• **Assigned task**
Reproduce all of the data exactly.

• **Supplied data**
═══
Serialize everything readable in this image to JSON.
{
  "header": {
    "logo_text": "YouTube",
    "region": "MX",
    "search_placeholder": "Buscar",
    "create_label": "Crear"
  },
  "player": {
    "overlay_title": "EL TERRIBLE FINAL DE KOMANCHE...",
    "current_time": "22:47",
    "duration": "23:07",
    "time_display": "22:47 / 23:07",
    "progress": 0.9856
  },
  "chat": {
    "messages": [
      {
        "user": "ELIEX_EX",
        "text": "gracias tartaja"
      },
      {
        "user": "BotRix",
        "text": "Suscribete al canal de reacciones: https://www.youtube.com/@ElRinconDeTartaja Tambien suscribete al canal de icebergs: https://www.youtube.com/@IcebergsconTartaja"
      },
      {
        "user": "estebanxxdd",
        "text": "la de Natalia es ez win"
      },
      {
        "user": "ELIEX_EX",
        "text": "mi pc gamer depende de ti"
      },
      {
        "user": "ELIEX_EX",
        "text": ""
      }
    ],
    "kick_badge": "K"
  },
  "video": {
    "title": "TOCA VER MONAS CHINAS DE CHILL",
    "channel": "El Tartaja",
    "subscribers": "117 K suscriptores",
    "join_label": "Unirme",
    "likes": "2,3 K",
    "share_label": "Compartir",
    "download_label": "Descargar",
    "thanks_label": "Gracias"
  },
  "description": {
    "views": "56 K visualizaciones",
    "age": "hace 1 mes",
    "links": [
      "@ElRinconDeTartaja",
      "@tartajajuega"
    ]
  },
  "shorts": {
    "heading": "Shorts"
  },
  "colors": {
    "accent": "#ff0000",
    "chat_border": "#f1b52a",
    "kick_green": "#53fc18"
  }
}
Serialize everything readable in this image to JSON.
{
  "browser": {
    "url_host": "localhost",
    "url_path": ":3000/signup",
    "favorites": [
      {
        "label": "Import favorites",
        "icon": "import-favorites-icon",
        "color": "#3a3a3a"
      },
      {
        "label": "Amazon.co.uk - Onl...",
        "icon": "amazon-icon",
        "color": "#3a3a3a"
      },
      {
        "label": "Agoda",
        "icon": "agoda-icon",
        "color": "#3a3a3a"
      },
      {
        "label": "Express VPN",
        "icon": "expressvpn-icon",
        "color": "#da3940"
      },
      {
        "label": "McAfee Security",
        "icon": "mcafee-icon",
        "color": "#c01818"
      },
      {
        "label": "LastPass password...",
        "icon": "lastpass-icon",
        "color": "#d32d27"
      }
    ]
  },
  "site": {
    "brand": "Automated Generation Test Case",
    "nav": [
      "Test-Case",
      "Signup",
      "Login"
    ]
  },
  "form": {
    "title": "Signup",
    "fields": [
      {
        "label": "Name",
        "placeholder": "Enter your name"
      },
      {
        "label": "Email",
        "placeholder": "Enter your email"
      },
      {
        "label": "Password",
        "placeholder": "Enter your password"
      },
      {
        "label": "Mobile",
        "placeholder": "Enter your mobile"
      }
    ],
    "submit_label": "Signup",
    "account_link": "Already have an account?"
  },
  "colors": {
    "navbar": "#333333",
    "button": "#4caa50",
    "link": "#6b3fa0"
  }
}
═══
• **Exercise answer**
Serialize everything readable in this image to JSON.
{
  "header": {
    "logo_text": "YouTube",
    "region": "MX",
    "search_placeholder": "Buscar",
    "create_label": "Crear"
  },
  "player": {
    "overlay_title": "EL TERRIBLE FINAL DE KOMANCHE...",
    "current_time": "22:47",
    "duration": "23:07",
    "time_display": "22:47 / 23:07",
    "progress": 0.9856
  },
  "chat": {
    "messages": [
      {
        "user": "ELIEX_EX",
        "text": "gracias tartaja"
      },
      {
        "user": "BotRix",
        "text": "Suscribete al canal de reacciones: https://www.youtube.com/@ElRinconDeTartaja Tambien suscribete al canal de icebergs: https://www.youtube.com/@IcebergsconTartaja"
      },
      {
        "user": "estebanxxdd",
        "text": "la de Natalia es ez win"
      },
      {
        "user": "ELIEX_EX",
        "text": "mi pc gamer depende de ti"
      },
      {
        "user": "ELIEX_EX",
        "text": ""
      }
    ],
    "kick_badge": "K"
  },
  "video": {
    "title": "TOCA VER MONAS CHINAS DE CHILL",
    "channel": "El Tartaja",
    "subscribers": "117 K suscriptores",
    "join_label": "Unirme",
    "likes": "2,3 K",
    "share_label": "Compartir",
    "download_label": "Descargar",
    "thanks_label": "Gracias"
  },
  "description": {
    "views": "56 K visualizaciones",
    "age": "hace 1 mes",
    "links": [
      "@ElRinconDeTartaja",
      "@tartajajuega"
    ]
  },
  "shorts": {
    "heading": "Shorts"
  },
  "colors": {
    "accent": "#ff0000",
    "chat_border": "#f1b52a",
    "kick_green": "#53fc18"
  }
}
Serialize everything readable in this image to JSON.
{
  "browser": {
    "url_host": "localhost",
    "url_path": ":3000/signup",
    "favorites": [
      {
        "label": "Import favorites",
        "icon": "import-favorites-icon",
        "color": "#3a3a3a"
      },
      {
        "label": "Amazon.co.uk - Onl...",
        "icon": "amazon-icon",
        "color": "#3a3a3a"
      },
      {
        "label": "Agoda",
        "icon": "agoda-icon",
        "color": "#3a3a3a"
      },
      {
        "label": "Express VPN",
        "icon": "expressvpn-icon",
        "color": "#da3940"
      },
      {
        "label": "McAfee Security",
        "icon": "mcafee-icon",
        "color": "#c01818"
      },
      {
        "label": "LastPass password...",
        "icon": "lastpass-icon",
        "color": "#d32d27"
      }
    ]
  },
  "site": {
    "brand": "Automated Generation Test Case",
    "nav": [
      "Test-Case",
      "Signup",
      "Login"
    ]
  },
  "form": {
    "title": "Signup",
    "fields": [
      {
        "label": "Name",
        "placeholder": "Enter your name"
      },
      {
        "label": "Email",
        "placeholder": "Enter your email"
      },
      {
        "label": "Password",
        "placeholder": "Enter your password"
      },
      {
        "label": "Mobile",
        "placeholder": "Enter your mobile"
      }
    ],
    "submit_label": "Signup",
    "account_link": "Already have an account?"
  },
  "colors": {
    "navbar": "#333333",
    "button": "#4caa50",
    "link": "#6b3fa0"
  }
}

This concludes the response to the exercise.